However, food manufacturers noticed that while the times were changing, mentalities were staying the same. Even though women were no longer stuck at home, putting food on the table every night was still her responsibility. And wives felt that serving ready meals to their families would make them bad wives.
Ever wondered why you have to add an egg to Betty Crocker cake mixes? At one time, you only needed to add water, but consumers at the time felt that they couldn’t really take credit for making a cake if all they had done was add water to a mix. By adding an egg to the process, they could feel satisfied with their purchase of the cake mix.
It is in this sort of mindset that gross post-war food appeared: for mothers to not feel bad for buying pre-prepared foods, they had to use them in more inventive ways. So food manufacturing giants published sponsored cookbooks showcasing different ways to use their products by the dozen. Jell-O, particularly, was able to capitalize on the low prices of their products and the nostalgia women felt toward the aspics prepared by their grandmothers in the Victorian era. Spam was able to take advantage of the fact that soldiers had grown used to the weird taste of their canned meat. And, most importantly, they bet on exoticism. In a weird way, people were coming back to the subtleties of the Middle Ages. For a modest price and with a fraction of the work required before, you could host guests and impress them with exotic delicacies, spectacular techniques and unusual dishes. The problem is that by trying to boost their sales and shoving their products down peoples’ throats, companies came up with the most outlandish dishes, such as edible cranberry jelly candles.
We are what we eat, as they say, and popular dishes of the past are a reflection of the society that let them flourish. Though post-war years give us flashbacks of meatloafs shaped into igloos and way too many dishes based on some form of Jell-O product, it is also the era that let foreign cuisines flourish in North America. It’s when we first got introduced to Asian food, pizza and other favorites.
Dishes we now find disgusting have the same sentimental values for our grandparents’ generation (the first generation, it must be noted, who were able to eat for pleasure rather than subsistence) as do Dunkaroos, Pepsi Blue or the Double Down for us.

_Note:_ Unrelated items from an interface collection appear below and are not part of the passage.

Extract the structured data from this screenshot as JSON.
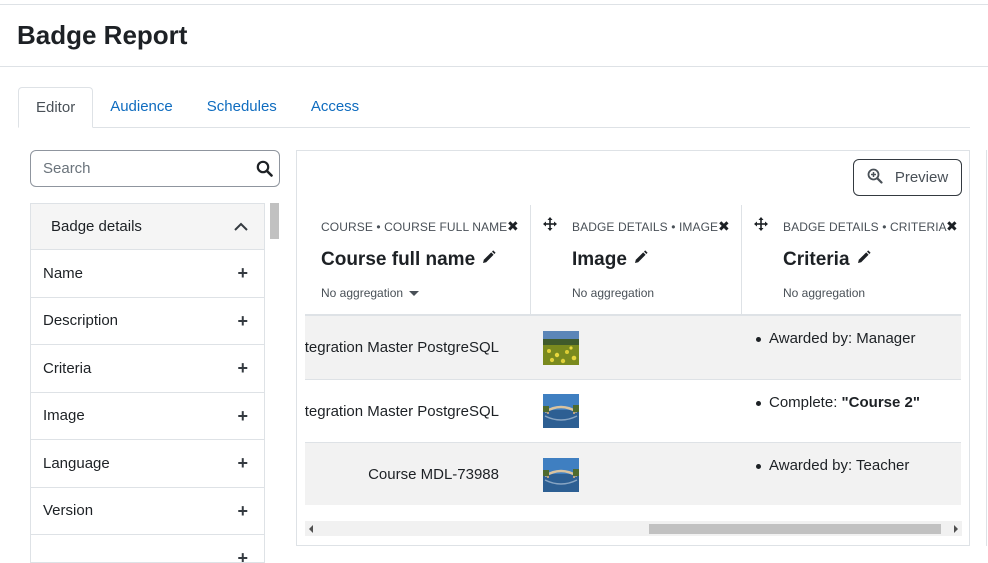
{
  "page": {
    "title": "Badge Report"
  },
  "tabs": [
    {
      "label": "Editor",
      "active": true
    },
    {
      "label": "Audience",
      "active": false
    },
    {
      "label": "Schedules",
      "active": false
    },
    {
      "label": "Access",
      "active": false
    }
  ],
  "search": {
    "placeholder": "Search",
    "icon": "search-icon"
  },
  "sidebar": {
    "header": "Badge details",
    "items": [
      {
        "label": "Name"
      },
      {
        "label": "Description"
      },
      {
        "label": "Criteria"
      },
      {
        "label": "Image"
      },
      {
        "label": "Language"
      },
      {
        "label": "Version"
      },
      {
        "label": ""
      }
    ]
  },
  "report": {
    "preview_label": "Preview",
    "columns": [
      {
        "crumb": "COURSE • COURSE FULL NAME",
        "title": "Course full name",
        "aggregation": "No aggregation"
      },
      {
        "crumb": "BADGE DETAILS • IMAGE",
        "title": "Image",
        "aggregation": "No aggregation"
      },
      {
        "crumb": "BADGE DETAILS • CRITERIA",
        "title": "Criteria",
        "aggregation": "No aggregation"
      }
    ],
    "rows": [
      {
        "course": "Integration Master PostgreSQL",
        "image": "field",
        "criteria_prefix": "Awarded by: ",
        "criteria_value": "Manager"
      },
      {
        "course": "Integration Master PostgreSQL",
        "image": "bridge",
        "criteria_prefix": "Complete: ",
        "criteria_value": "\"Course 2\""
      },
      {
        "course": "Course MDL-73988",
        "image": "bridge",
        "criteria_prefix": "Awarded by: ",
        "criteria_value": "Teacher"
      }
    ]
  },
  "colors": {
    "link": "#0f6cbf",
    "text": "#1d2125",
    "border": "#dee2e6",
    "stripe": "#f2f2f2"
  }
}
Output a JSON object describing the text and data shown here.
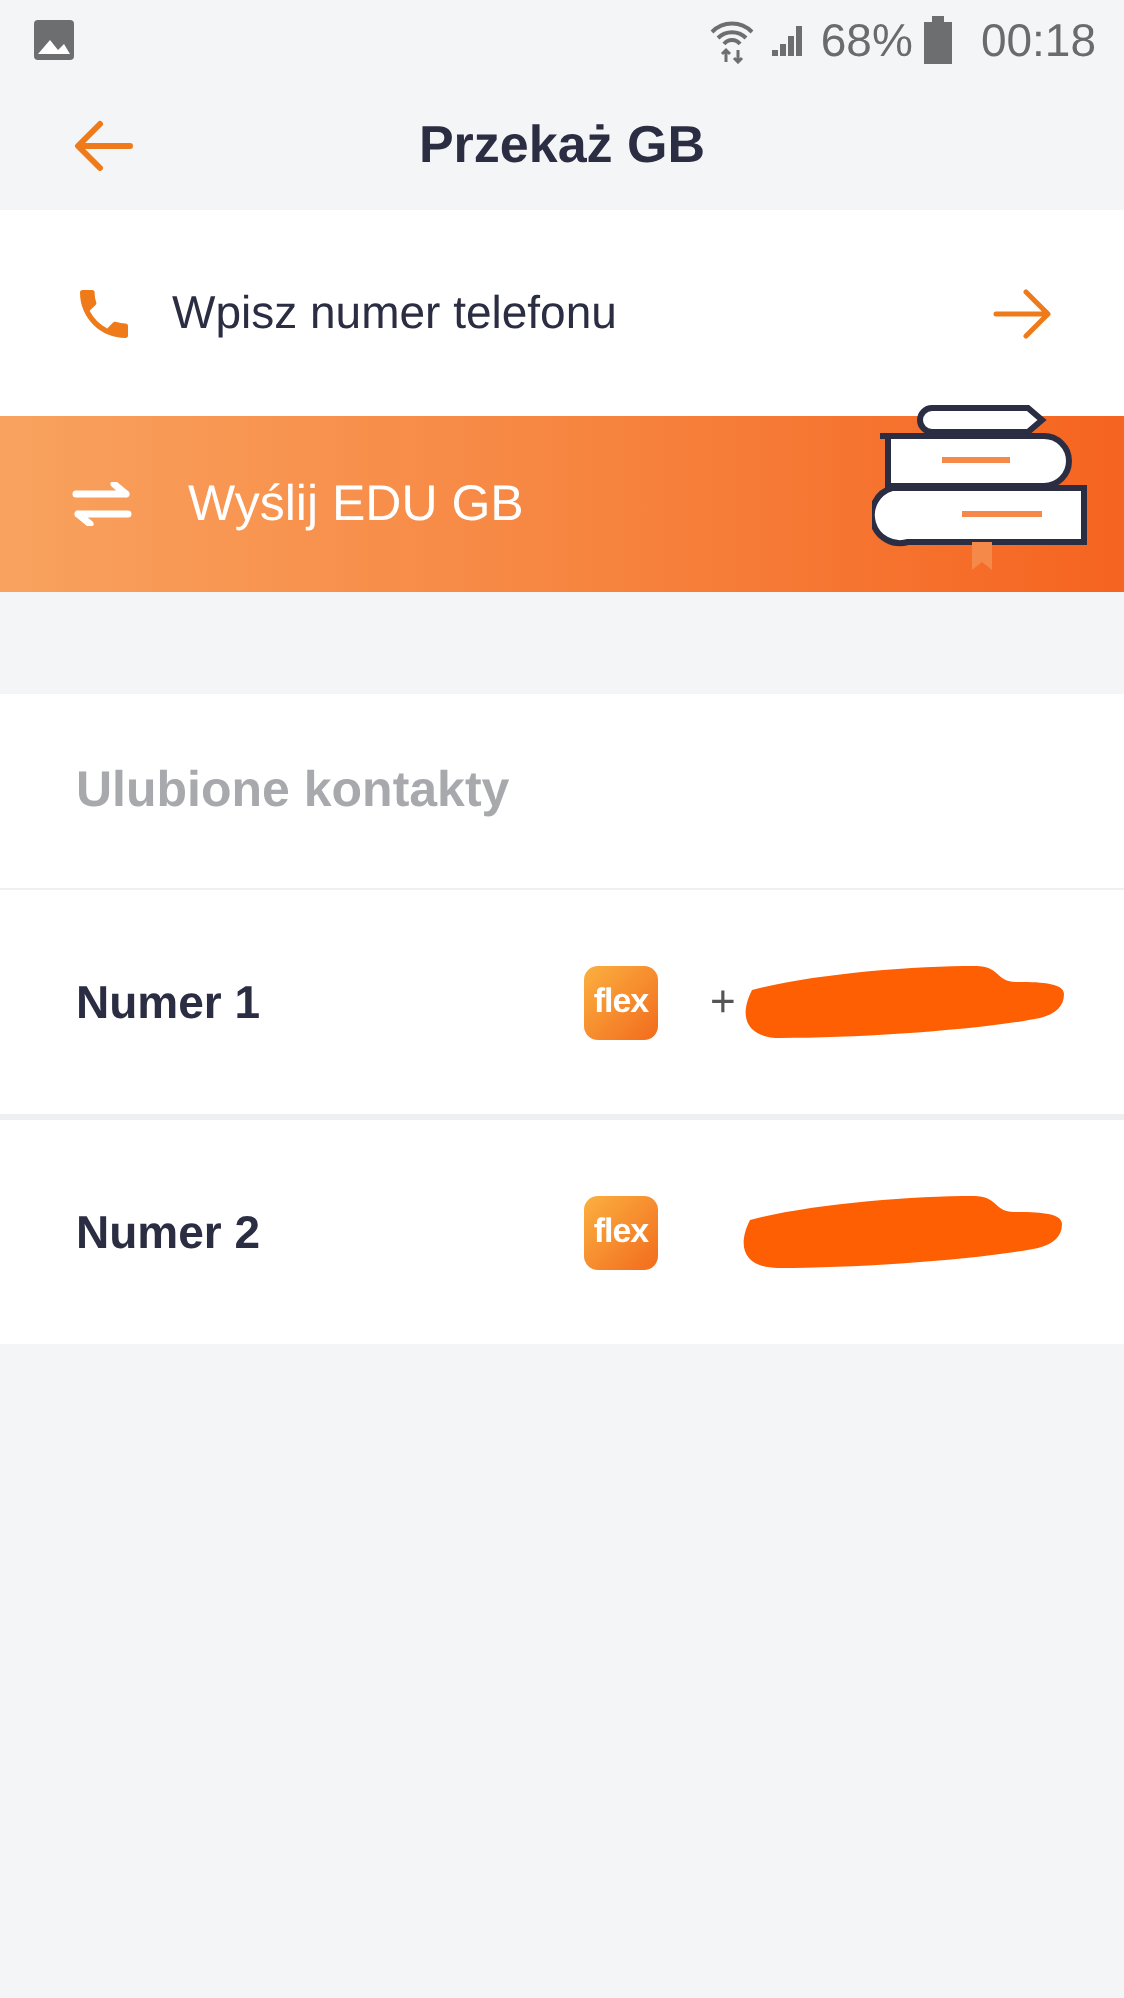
{
  "status_bar": {
    "battery": "68%",
    "time": "00:18"
  },
  "header": {
    "title": "Przekaż GB"
  },
  "phone_entry": {
    "label": "Wpisz numer telefonu"
  },
  "edu_banner": {
    "label": "Wyślij EDU GB"
  },
  "favorites": {
    "title": "Ulubione kontakty",
    "contacts": [
      {
        "name": "Numer 1",
        "badge": "flex",
        "number_prefix": "+"
      },
      {
        "name": "Numer 2",
        "badge": "flex"
      }
    ]
  }
}
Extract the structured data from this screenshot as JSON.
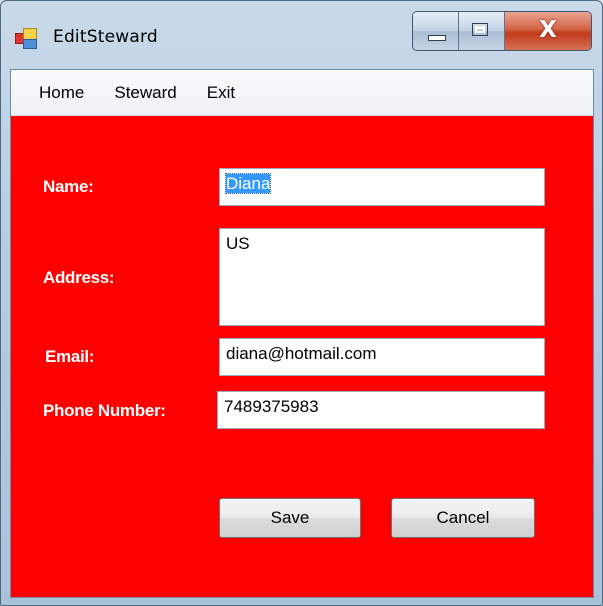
{
  "window": {
    "title": "EditSteward",
    "controls": {
      "minimize_icon": "minimize-icon",
      "maximize_icon": "maximize-icon",
      "close_icon": "close-icon",
      "close_glyph": "X"
    }
  },
  "menu": {
    "items": [
      {
        "label": "Home"
      },
      {
        "label": "Steward"
      },
      {
        "label": "Exit"
      }
    ]
  },
  "form": {
    "name": {
      "label": "Name:",
      "value": "Diana"
    },
    "address": {
      "label": "Address:",
      "value": "US"
    },
    "email": {
      "label": "Email:",
      "value": "diana@hotmail.com"
    },
    "phone": {
      "label": "Phone Number:",
      "value": "7489375983"
    }
  },
  "actions": {
    "save_label": "Save",
    "cancel_label": "Cancel"
  },
  "colors": {
    "form_background": "#ff0000",
    "label_text": "#ffffff",
    "selection": "#3399ff"
  }
}
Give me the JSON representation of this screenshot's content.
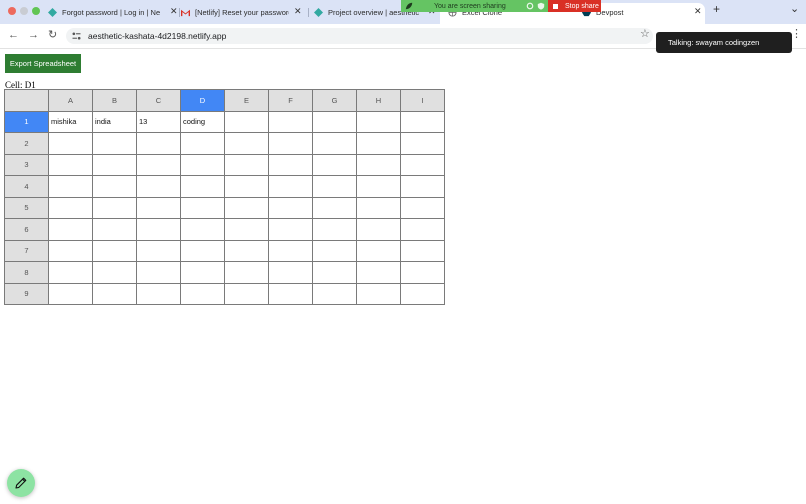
{
  "browser": {
    "tabs": [
      {
        "title": "Forgot password | Log in | Ne",
        "icon": "netlify-icon"
      },
      {
        "title": "[Netlify] Reset your password",
        "icon": "gmail-icon"
      },
      {
        "title": "Project overview | aesthetic",
        "icon": "netlify-icon"
      },
      {
        "title": "Excel Clone",
        "icon": "globe-icon"
      },
      {
        "title": "Devpost",
        "icon": "devpost-icon"
      }
    ],
    "url": "aesthetic-kashata-4d2198.netlify.app",
    "new_tab": "+",
    "menu_glyph": "⌄"
  },
  "screen_share": {
    "message": "You are screen sharing",
    "stop_label": "Stop share"
  },
  "toast": "Talking: swayam codingzen",
  "sheet": {
    "export_label": "Export Spreadsheet",
    "cell_ref": "Cell: D1",
    "columns": [
      "A",
      "B",
      "C",
      "D",
      "E",
      "F",
      "G",
      "H",
      "I"
    ],
    "selected_column": "D",
    "selected_row": "1",
    "rows": [
      {
        "num": "1",
        "cells": [
          "mishika",
          "india",
          "13",
          "coding",
          "",
          "",
          "",
          "",
          ""
        ]
      },
      {
        "num": "2",
        "cells": [
          "",
          "",
          "",
          "",
          "",
          "",
          "",
          "",
          ""
        ]
      },
      {
        "num": "3",
        "cells": [
          "",
          "",
          "",
          "",
          "",
          "",
          "",
          "",
          ""
        ]
      },
      {
        "num": "4",
        "cells": [
          "",
          "",
          "",
          "",
          "",
          "",
          "",
          "",
          ""
        ]
      },
      {
        "num": "5",
        "cells": [
          "",
          "",
          "",
          "",
          "",
          "",
          "",
          "",
          ""
        ]
      },
      {
        "num": "6",
        "cells": [
          "",
          "",
          "",
          "",
          "",
          "",
          "",
          "",
          ""
        ]
      },
      {
        "num": "7",
        "cells": [
          "",
          "",
          "",
          "",
          "",
          "",
          "",
          "",
          ""
        ]
      },
      {
        "num": "8",
        "cells": [
          "",
          "",
          "",
          "",
          "",
          "",
          "",
          "",
          ""
        ]
      },
      {
        "num": "9",
        "cells": [
          "",
          "",
          "",
          "",
          "",
          "",
          "",
          "",
          ""
        ]
      }
    ]
  },
  "colors": {
    "selected_header": "#4287f5",
    "export_button": "#2e7d32",
    "fab": "#8de3a3"
  }
}
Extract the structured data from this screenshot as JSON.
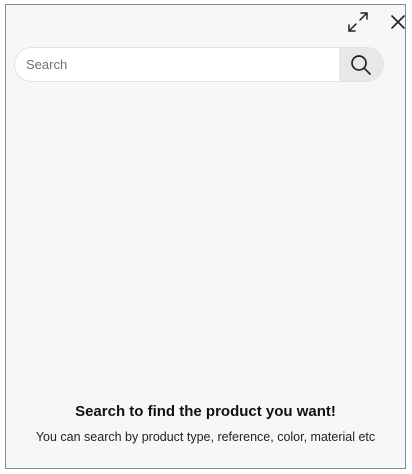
{
  "header": {
    "expand_icon": "expand-icon",
    "close_icon": "close-icon"
  },
  "search": {
    "placeholder": "Search",
    "value": "",
    "button_icon": "search-icon"
  },
  "empty_state": {
    "title": "Search to find the product you want!",
    "subtitle": "You can search by product type, reference, color, material etc"
  },
  "colors": {
    "panel_background": "#f7f7f7",
    "panel_border": "#8a8a8a",
    "search_button_background": "#e8e8e8"
  }
}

So, keep that in mind when the sandwich loaf is brought out at your holiday dinner. It might not be aesthetically pleasing or on brand enough for your Instagram, but it is, nevertheless, a modern culinary marvel.
Follow Billy on Twitter.